“You'll just have to wait your turn,” she said.
“I’m afraid I can't do that,” I explained, trying to sound as calm as possible. “At 5 o'clock you will get up out of your chair, walk to your car, drive home, make dinner and put yourself to bed. I can't do any of those things without help. That's why I need to talk to you now.”
There was a silence. She came back on the line.
“I see what the problem is,” she said. “You don't have a primary care provider.”
“But I do,” I replied. “Her name is Dr. Jayawardena. She has been my primary care provider ever since I was admitted.”
“That's not what my records say,” she insisted. “I can't do anything about that.”
“Well,” I said. “What can I do to correct your records?”
“You'll have to call your doctor,” she said and hung up.
So, having made her faulty records my problem, she got up from her desk, walked to her car and drove herself home. In the end it was resolved, as, of course, it would be. But all that telephoning and all the stress that went with it would have been neutralized had she declared ownership of the problem. Quite the contrary, she made me own it.
I learned from these experiences that the quality of care the patient received at the VA hospital was directly proportional to the distance between the patient and the hands of the caregiver. Those people who could actually touch me, put a name to my face, take my temperature, give me my meds, stretch my limbs, teach me to walk again, they could not have been better when it came to caring for me. But as soon as I had to deal with someone who couldn’t pick me out of a lineup, the system could quite easily fall apart. Many people were extremely helpful over the telephone. But, at least in my case, two people who were crucial to keeping things going were not. They were huge roadblocks in a system where there is no ombudsperson.

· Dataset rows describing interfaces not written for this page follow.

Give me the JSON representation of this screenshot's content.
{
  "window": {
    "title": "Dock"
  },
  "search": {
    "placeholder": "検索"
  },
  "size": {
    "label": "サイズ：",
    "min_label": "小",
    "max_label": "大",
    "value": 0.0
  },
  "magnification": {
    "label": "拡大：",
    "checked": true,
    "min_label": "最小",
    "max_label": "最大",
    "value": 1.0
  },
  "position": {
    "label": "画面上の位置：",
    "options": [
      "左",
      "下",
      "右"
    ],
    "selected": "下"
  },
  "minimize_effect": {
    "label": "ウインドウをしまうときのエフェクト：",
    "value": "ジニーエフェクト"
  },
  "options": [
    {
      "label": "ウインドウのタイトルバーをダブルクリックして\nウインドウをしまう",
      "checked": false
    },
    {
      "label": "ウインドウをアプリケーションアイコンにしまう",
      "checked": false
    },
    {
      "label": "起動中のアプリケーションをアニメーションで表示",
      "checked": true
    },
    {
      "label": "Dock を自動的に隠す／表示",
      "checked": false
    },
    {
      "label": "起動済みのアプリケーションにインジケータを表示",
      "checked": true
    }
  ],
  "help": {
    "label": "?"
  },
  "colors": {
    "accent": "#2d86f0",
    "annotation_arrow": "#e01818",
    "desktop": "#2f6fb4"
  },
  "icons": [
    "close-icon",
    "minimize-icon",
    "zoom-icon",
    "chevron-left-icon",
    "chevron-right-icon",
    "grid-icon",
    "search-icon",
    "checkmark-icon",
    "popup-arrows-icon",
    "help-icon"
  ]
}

I concluded something else about the VA bureaucracy, and perhaps this applies in every bureaucracy. Bureaucrats come in two flavors. They are either problem solvers or obstacle seekers. The former view problems as opportunities. The latter view them as reasons for doing nothing. In the case of my run-in, her reaction was not “I see what the problem is. Let me try to solve it.” It was “I see a problem. That's why I can't do anything. Next.”
It may be that obstacle seekers are not born but made. Four hundred open cases are a lot for one person to deal with. So obstacle seeking may well be a coping mechanism. By making her problem my problem she has one less problem to deal with. Whatever the explanation, obstacle seekers in key positions are a recipe for bureaucratic disaster. And, of course, getting under-functioning people out of key positions in the government is as hard as arm wrestling with a gorilla.